How can we adopt

  • Start by planning experiments and compiling a list of potential failure modes and how to simulate them.
  • Anticipate when the trouble for customers can arise.
  • Inject failures at various levels: Application, API, Database, Hardware, cloud infrastructure like intentionally terminate cluster machines, kill worker processes, delete database tables, cut off access to internal and external services.
  • Monitor and Observe the failures close to the production environment and how it tends to affect your program.
  • Minimize blast radius – Small experiments first.
  • After each experiment note the actual measured impact.
  • For each discovered flaw, make a list of counter-measures and implement them right away whilst maintaining an issue tracker to track active issues.

Tools for Chaos Programming

The need for having a chaos programming has led to the rise of very powerful tools which carefully orchestrate the chaos engineering. Some of the noticeable tools prevalent today are

Use Cases of Chaos Programming

The importance of chaos programming can be understood in the following instances:

Power outages

  • There is no guide when a power outage can trigger a widespread blackout.
  • System operators will be unaware of the malfunction that caused the systems to slow down or in the worse case caused a complete rip-off.
  • This led to a condition where the failure deprived them of both audio and visual alerts for important changes in system state.
  • Chaos Engineering helps to test monitoring tools, metrics, dashboards, alerts, and thresholds on event-specific triggers such as this.
  • Injecting Chaos in a controlled way will lead to building resilient systems.

Uber’s Database Outage

  • Master log replication to S3 failed.
  • Logs backed up on primary alerts were fired.
  • Ignored disk filled up on database leading to deleting of unarchived WAL files.
  • Tackled by Argos, uber’s Real-Time Monitoring and Root-Cause Exploration Tool based on principles of chaos engineering.

Netflix’s Transition

  • Netflix migrated from the data center to the cloud in 2008.
  • Such a widespread migration could potentially disrupt their entire consumer base.
  • Vertical scaling in datacenters led to many single points of failure, causing massive interruptions in the delivery. The cloud promised to create an opportunity to scale horizontally and move much of the heavy lifting of running infrastructure to a reliable third party.
  • A new approach was required to build services in a way that preserved the benefits of horizontal scaling while staying resilient to instances occasionally disappearing.
  • In 2010 they introduced Chaos Monkey to the world and has been extremely successful ever since to build resilient services.

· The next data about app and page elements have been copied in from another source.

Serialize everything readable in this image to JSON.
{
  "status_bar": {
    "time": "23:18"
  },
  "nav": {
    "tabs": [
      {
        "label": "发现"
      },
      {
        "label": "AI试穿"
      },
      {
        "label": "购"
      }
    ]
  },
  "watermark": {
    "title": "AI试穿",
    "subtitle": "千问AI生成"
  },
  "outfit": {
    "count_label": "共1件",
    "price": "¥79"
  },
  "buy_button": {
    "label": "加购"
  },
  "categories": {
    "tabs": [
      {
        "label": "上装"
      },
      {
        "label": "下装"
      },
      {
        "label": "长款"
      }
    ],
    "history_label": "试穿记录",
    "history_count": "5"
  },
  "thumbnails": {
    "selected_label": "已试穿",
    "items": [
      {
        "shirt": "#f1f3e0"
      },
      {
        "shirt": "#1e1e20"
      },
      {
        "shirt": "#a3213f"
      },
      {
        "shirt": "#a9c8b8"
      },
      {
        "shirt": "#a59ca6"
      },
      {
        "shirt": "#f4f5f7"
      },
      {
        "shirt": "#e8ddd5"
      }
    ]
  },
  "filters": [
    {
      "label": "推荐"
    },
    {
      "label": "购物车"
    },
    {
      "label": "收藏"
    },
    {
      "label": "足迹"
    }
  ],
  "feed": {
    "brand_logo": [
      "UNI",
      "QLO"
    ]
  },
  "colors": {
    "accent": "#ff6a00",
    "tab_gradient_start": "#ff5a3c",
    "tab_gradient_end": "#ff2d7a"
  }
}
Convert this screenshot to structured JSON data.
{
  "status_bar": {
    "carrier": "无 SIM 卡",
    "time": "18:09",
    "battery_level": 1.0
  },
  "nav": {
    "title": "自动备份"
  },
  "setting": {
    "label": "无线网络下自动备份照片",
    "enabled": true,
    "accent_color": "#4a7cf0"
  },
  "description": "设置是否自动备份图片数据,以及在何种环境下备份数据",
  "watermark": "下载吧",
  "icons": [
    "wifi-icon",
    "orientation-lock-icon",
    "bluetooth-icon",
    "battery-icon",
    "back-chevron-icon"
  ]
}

Concluding Chaos Programming

Not only Netflix and Uber but also premium organizations of the world like Microsoft, LinkedIn, Amazon has successfully implemented Chaos Programming in their tech stack. It has so much potential to optimally curate our systems to unknown faults that might occur when we are working full flow in production. Chaos Automation Platform is fulfilling the potential of running experimentation across the microservice architecture 24/7.

Any organization that builds and operates a distributed system and wishes to achieve a high rate of development velocity will want to add Chaos Engineering to its collection of approaches for improving resiliency. Chaos Engineering is still a relatively new domain, and the techniques and tools are still evolving.


Leave a Comment

Name required.
Enter a Valid Email Address.
Comment required.(Min 30 Char)